Party Polarization and Social Policies in the United States (1936-2016)

Wednesday, 18 July 2018: 08:45
Oral Presentation
Camila VIDAL, Universidade Federal do Rio Grande, Brazil
This paper dedicates itself to the study of party polarization regarding social policies in the United States between 1936-2016. Through the use of national platforms, this study aims to empirically verify the supposedly polarization between the two main political parties in this country and the Republican Party conservative ascendance. As a methodological tool chosen, it aims, also and as a consequence of it, to contribute to new research methods in the study of political parties and conservative rise. In this research, the Republican and Democratic national platforms were used as an indicative of party ideological portrait. As such, through the creation of categories such as abortion, homosexuality, civil rights movement, and others; and scales of gradation built through informational programs such as SPSS and NVivo, the political positioning of these two parties were measured and compared seeking to verify ideological approximations and distances as well as conservative ascendance and/or decline.
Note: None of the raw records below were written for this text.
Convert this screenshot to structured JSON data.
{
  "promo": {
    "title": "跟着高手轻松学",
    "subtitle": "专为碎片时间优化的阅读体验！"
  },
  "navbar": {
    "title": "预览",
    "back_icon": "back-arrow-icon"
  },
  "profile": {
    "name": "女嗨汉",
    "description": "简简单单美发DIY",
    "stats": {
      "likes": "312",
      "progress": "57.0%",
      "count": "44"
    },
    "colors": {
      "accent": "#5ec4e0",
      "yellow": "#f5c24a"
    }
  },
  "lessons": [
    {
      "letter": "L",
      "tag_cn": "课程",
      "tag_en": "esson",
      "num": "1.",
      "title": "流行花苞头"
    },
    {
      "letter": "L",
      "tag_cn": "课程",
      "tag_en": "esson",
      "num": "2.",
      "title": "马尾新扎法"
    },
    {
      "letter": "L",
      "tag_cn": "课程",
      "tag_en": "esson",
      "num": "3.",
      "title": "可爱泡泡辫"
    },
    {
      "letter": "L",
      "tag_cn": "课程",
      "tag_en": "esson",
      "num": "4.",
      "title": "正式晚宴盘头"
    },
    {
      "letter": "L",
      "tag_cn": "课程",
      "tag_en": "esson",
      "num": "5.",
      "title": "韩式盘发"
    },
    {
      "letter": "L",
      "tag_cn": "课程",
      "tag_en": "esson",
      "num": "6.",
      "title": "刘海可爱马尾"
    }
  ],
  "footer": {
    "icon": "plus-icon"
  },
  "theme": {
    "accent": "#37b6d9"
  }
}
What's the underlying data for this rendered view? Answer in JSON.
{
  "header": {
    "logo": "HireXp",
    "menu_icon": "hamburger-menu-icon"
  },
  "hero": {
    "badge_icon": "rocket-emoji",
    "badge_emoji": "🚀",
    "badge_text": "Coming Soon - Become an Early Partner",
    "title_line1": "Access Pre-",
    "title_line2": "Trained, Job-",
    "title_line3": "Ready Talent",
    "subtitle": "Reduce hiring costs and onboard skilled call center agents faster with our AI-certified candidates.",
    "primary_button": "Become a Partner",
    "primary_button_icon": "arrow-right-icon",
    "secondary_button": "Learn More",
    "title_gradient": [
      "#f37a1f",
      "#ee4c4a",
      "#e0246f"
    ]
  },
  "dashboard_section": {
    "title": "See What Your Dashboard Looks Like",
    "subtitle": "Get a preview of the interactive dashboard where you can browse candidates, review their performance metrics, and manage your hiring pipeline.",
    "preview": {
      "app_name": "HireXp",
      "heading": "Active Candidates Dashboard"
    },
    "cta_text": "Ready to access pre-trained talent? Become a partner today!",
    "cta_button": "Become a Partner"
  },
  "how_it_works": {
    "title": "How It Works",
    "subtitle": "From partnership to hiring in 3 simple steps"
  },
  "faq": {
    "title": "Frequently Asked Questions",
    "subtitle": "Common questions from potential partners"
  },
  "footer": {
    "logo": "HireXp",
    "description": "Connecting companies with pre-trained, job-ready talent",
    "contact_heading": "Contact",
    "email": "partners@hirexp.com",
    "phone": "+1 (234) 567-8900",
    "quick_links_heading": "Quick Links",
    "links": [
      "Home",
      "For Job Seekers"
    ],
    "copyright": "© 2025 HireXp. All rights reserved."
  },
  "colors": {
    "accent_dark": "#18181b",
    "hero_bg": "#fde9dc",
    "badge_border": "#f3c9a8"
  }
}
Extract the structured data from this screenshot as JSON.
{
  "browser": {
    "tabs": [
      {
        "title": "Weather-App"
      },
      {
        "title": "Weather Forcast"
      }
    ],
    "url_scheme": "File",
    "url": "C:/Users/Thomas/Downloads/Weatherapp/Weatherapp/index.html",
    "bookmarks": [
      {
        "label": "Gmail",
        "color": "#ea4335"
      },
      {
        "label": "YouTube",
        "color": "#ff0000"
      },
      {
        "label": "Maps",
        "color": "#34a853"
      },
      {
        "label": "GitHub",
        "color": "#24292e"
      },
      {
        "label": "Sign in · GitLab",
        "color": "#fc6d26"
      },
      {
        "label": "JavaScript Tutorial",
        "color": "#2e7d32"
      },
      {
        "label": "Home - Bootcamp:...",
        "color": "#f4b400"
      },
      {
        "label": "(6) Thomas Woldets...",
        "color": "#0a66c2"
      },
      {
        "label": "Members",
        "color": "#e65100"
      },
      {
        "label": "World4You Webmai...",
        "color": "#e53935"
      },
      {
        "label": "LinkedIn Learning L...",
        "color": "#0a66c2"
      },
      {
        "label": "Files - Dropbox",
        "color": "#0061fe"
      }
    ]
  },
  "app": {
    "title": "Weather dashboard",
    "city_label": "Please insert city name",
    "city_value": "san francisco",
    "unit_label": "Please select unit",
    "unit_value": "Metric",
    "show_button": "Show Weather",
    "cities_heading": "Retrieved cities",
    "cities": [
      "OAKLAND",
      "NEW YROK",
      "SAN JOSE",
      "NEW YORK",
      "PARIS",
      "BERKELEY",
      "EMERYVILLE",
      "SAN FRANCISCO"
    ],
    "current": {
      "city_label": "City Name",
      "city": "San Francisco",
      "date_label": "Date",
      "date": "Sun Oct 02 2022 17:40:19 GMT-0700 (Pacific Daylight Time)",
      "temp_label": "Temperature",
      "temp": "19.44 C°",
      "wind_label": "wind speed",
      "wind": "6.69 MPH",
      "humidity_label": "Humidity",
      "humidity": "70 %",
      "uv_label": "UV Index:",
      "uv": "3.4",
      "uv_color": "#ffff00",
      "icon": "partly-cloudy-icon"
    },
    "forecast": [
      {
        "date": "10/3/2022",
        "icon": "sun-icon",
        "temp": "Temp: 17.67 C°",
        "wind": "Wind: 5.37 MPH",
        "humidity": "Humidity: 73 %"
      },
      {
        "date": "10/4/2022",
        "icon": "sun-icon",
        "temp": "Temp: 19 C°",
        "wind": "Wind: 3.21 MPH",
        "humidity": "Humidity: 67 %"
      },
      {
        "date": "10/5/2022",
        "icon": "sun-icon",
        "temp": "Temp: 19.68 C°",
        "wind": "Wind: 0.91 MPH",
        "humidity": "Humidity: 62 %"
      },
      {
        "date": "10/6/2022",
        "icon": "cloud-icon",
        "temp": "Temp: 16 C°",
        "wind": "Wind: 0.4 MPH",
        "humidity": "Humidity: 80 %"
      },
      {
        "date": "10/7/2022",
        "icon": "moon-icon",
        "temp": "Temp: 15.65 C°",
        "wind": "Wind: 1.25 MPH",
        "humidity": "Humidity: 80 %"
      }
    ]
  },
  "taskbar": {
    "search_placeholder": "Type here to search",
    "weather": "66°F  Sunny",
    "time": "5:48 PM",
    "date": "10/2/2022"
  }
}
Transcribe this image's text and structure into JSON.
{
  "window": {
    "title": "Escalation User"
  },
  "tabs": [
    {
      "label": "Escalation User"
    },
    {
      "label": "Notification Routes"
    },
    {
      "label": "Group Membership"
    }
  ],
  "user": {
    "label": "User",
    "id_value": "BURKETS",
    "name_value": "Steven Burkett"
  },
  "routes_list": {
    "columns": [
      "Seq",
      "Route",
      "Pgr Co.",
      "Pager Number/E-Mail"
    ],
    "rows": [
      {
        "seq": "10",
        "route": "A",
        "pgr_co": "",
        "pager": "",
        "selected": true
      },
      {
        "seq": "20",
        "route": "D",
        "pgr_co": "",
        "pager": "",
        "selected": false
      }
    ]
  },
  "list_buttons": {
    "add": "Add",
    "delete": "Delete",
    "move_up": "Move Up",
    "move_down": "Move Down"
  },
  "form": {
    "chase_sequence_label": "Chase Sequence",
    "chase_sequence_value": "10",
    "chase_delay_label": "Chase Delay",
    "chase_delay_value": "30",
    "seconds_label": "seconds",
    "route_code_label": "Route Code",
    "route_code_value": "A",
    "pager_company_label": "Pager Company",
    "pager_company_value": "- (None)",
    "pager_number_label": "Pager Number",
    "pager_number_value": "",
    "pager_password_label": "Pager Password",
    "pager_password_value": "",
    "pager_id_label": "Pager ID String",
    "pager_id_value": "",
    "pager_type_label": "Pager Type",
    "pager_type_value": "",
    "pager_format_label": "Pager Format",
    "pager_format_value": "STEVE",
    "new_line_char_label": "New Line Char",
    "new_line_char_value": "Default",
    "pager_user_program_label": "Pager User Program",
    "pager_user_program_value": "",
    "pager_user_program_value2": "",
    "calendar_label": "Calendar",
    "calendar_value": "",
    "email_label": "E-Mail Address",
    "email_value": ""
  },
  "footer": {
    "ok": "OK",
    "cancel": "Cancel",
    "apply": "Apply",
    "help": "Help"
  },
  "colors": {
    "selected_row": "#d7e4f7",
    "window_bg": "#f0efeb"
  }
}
The results show us that, indeed, there is a party polarization in recent period when referring to social policies caused, mainly, by a sharp conservative rise by the Republican party that began in the 1970s. Result of an exhaustive work of reading, interpreting and coding 42 documents that embrace almost a century of history, this paper contributes to a greater comprehension of a recent political and social phenomena of great importance for Sociology and Political Science that provides empirical evidence of what now seems to be a fact throughout the globe: the rise of new right wing parties and the ascendance of conservative thought in old ones.